┌─ Records to process

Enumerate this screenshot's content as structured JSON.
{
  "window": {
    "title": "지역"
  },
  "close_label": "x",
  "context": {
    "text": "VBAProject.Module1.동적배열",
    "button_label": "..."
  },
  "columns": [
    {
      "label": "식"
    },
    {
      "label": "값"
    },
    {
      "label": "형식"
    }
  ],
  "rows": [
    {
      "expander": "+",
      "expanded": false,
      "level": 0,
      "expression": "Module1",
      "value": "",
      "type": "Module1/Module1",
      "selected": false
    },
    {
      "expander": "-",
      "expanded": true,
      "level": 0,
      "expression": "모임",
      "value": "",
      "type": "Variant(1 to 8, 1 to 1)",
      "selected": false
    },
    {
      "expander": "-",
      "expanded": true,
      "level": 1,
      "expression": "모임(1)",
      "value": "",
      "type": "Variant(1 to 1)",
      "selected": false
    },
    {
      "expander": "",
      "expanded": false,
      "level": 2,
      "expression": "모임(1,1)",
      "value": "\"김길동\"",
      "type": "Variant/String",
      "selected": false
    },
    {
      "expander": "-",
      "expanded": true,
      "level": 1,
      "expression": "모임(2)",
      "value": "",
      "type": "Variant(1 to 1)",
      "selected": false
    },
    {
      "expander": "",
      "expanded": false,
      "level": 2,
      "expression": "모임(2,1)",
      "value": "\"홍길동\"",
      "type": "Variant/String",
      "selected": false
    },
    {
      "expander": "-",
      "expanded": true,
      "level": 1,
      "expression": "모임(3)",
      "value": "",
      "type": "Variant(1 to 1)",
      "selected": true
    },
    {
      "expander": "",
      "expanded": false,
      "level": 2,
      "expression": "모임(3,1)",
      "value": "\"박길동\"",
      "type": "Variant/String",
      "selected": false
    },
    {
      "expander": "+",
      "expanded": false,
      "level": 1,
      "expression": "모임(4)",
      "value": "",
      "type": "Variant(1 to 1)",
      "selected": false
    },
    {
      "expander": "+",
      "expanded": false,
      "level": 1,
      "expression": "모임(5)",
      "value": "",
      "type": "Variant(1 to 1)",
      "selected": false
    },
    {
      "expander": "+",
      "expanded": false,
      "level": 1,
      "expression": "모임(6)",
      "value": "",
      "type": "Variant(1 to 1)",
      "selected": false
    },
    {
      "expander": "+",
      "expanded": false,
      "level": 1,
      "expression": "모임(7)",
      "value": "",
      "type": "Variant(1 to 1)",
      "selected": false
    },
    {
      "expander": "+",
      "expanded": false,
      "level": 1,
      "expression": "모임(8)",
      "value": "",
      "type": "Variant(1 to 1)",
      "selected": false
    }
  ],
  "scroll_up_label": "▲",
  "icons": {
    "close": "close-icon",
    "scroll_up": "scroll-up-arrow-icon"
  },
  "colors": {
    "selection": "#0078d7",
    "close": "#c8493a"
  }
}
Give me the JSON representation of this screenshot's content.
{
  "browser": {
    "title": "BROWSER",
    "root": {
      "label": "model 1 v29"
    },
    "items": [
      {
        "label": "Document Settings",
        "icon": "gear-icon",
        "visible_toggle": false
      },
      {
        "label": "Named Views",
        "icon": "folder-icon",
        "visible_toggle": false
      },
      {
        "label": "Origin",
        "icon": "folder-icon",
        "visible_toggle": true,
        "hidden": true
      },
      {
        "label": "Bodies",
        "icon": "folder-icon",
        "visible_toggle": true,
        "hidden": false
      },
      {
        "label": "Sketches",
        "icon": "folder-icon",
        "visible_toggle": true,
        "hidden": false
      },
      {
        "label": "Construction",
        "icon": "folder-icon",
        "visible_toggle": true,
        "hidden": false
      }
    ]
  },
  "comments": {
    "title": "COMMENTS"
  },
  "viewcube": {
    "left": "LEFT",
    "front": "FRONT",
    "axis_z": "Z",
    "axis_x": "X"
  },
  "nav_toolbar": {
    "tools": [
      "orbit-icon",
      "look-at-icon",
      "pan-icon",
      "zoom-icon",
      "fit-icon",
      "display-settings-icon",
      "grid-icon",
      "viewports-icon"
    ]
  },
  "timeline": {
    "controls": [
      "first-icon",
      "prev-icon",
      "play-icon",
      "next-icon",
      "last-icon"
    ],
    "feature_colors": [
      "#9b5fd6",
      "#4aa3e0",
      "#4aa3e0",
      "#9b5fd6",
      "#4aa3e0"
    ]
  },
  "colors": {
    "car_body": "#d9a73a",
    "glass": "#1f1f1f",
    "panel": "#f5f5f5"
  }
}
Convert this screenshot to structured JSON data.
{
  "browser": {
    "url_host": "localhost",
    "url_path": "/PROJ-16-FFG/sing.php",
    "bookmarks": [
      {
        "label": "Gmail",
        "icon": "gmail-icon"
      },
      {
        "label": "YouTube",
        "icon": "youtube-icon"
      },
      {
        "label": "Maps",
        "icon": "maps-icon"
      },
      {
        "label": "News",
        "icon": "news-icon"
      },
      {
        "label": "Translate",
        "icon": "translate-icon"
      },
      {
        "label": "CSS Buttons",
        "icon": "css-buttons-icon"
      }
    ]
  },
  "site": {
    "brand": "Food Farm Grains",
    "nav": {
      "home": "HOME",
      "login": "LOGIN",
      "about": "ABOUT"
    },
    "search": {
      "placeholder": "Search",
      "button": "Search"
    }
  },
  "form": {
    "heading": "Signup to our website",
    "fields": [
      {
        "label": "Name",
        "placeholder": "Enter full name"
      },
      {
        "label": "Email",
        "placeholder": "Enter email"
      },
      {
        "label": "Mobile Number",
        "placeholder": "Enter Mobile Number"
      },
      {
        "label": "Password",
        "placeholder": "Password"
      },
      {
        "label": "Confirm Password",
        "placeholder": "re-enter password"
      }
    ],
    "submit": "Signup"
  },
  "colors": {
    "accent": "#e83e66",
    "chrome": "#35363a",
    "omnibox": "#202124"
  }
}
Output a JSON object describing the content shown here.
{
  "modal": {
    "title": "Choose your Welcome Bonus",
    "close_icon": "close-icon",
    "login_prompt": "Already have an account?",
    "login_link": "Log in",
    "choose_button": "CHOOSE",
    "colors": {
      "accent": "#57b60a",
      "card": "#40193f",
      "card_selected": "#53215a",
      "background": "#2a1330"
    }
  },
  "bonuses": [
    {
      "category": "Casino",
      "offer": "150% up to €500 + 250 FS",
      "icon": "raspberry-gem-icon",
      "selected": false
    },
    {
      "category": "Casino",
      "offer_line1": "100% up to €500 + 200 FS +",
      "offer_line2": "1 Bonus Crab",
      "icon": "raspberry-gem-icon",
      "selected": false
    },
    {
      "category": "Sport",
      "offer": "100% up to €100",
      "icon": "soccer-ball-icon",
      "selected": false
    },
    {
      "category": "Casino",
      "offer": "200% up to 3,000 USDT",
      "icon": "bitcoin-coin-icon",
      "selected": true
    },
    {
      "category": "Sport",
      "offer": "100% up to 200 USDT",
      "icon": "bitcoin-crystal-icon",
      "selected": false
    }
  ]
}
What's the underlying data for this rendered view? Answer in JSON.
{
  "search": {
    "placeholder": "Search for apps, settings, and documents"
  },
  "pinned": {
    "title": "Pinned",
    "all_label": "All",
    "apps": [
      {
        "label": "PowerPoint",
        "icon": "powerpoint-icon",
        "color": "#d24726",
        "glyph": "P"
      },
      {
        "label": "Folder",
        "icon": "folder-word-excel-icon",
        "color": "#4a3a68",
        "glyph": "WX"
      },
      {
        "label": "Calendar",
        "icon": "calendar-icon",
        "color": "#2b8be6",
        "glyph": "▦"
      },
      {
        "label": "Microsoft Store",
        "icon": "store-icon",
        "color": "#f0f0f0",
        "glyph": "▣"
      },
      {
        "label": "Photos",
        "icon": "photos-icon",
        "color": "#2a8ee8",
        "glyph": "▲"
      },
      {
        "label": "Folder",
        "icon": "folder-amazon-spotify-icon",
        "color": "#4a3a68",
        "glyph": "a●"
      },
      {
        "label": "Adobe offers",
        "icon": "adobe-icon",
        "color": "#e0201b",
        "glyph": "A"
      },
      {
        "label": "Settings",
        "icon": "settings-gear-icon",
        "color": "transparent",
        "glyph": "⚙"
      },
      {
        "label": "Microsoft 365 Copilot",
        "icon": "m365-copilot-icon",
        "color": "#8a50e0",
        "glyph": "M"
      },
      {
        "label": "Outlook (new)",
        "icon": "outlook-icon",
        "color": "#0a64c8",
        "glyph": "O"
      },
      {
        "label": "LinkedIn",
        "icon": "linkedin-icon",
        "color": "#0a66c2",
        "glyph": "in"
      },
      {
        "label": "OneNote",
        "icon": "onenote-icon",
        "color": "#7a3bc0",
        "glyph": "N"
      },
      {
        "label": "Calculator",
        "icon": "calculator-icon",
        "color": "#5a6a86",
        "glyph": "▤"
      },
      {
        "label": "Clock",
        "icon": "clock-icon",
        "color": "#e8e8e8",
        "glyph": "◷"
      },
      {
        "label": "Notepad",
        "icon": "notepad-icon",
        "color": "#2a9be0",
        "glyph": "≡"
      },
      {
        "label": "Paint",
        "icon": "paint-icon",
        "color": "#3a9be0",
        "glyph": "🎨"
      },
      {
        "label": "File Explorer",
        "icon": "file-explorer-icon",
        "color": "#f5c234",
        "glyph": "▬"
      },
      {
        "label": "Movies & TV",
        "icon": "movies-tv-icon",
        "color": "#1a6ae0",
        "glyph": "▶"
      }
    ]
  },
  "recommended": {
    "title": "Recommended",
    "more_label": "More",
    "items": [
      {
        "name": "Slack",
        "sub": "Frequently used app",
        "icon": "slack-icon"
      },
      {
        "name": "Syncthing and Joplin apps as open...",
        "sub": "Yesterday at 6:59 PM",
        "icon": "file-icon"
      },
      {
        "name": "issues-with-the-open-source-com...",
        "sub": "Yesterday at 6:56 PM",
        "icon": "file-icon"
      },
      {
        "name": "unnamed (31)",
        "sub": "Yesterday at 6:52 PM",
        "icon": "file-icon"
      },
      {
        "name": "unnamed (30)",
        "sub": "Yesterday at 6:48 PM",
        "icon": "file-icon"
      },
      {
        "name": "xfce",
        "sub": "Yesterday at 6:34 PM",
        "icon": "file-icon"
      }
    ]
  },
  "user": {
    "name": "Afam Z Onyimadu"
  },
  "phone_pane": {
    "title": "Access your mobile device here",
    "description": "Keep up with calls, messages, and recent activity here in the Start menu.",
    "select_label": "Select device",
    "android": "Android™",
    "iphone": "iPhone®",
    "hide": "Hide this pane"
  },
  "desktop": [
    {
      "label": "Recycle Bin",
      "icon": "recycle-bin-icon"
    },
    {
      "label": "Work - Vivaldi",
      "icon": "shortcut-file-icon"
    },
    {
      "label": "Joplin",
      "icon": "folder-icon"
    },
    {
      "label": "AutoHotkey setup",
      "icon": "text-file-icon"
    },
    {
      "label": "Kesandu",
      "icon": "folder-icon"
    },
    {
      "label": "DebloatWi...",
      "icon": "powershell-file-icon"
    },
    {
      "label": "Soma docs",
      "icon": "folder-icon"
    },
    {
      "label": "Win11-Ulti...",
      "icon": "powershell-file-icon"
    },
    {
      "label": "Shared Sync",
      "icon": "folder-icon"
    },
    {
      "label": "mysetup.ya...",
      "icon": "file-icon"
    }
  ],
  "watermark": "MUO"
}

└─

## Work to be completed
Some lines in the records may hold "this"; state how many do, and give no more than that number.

## Exercise output
5